Maya Angelou's I Know Why the Caged Bird Sings chronicles the early years of the author's life - up to age seventeen. In the book, Angelou poetically describes the phenomenon that is growing up black, in the south, in the time before and during World War II. I believe that you are expected to interpret this as a memoir of overcoming the odds. I believe that you are expected to regard the happenings of this book with feelings of empathy and/or sympathy. You are also supposed to marvel at the way Angelou persevered to become the woman (and writer) she is today.
At the end of the prologue, Angelou states that, "If growing up is painful for the Southern Black girl, being aware of her displacement is the rust on the razor that threatens the throat." (4)
The razor to the throat is symbolic of authority. To a Southern black girl in the 1930's and 40's, authority is almost everyone.
Young black female was the absolute bottom of the barrel. She must let herself be ruled by all sorts. Older black kids, black adults, and anyone white. Likewise, these people are ready to pounce on her should she do the least little thing wrong. Everyone was reprimanded for one thing or another as a child. No one enjoyed it. Imagine being surrounded by people, just waiting for you to slip up so that they can yell at you, punish you, etcetera. Through this, Angelou gaines your sypathy, and you may very well find yourself in awe that Angelou made it through such a childhood with her sanity intact.

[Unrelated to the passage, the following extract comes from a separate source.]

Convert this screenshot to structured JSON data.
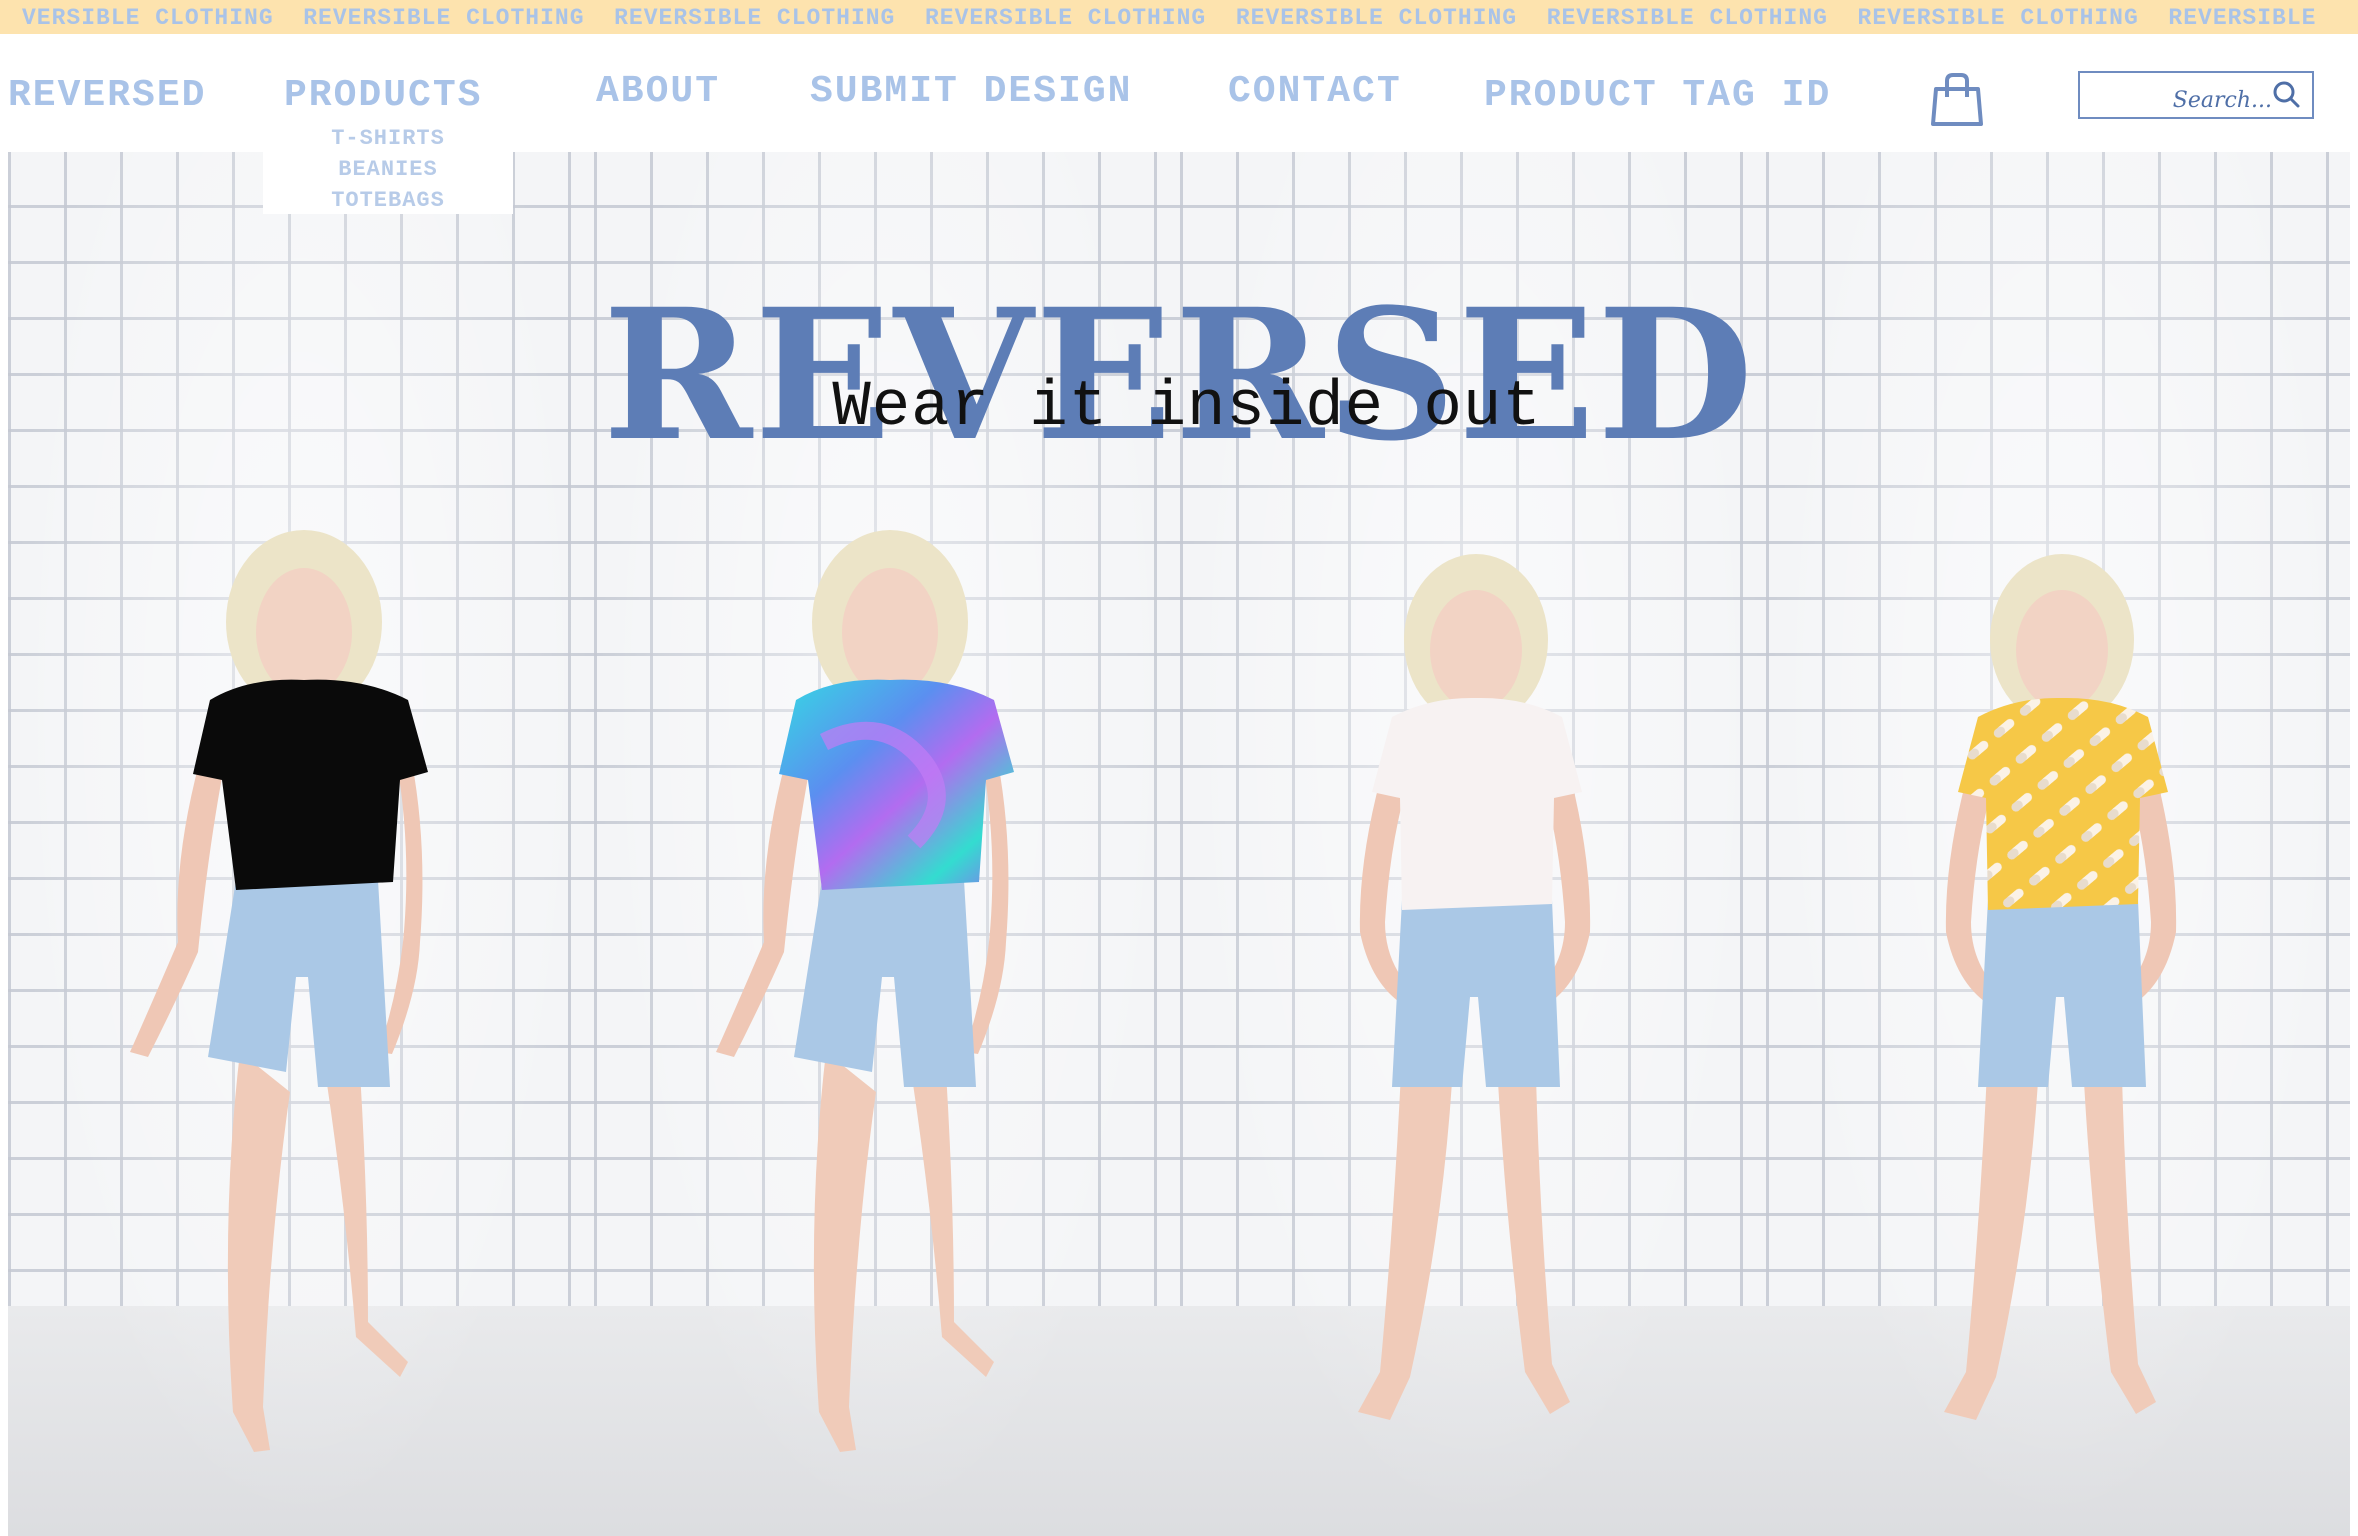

When a young Maya Angelou's grandmother tried to take her to a white dentist who owed her a favor, the dentist said, "'Annie, my policy is I'd rather stick my hand...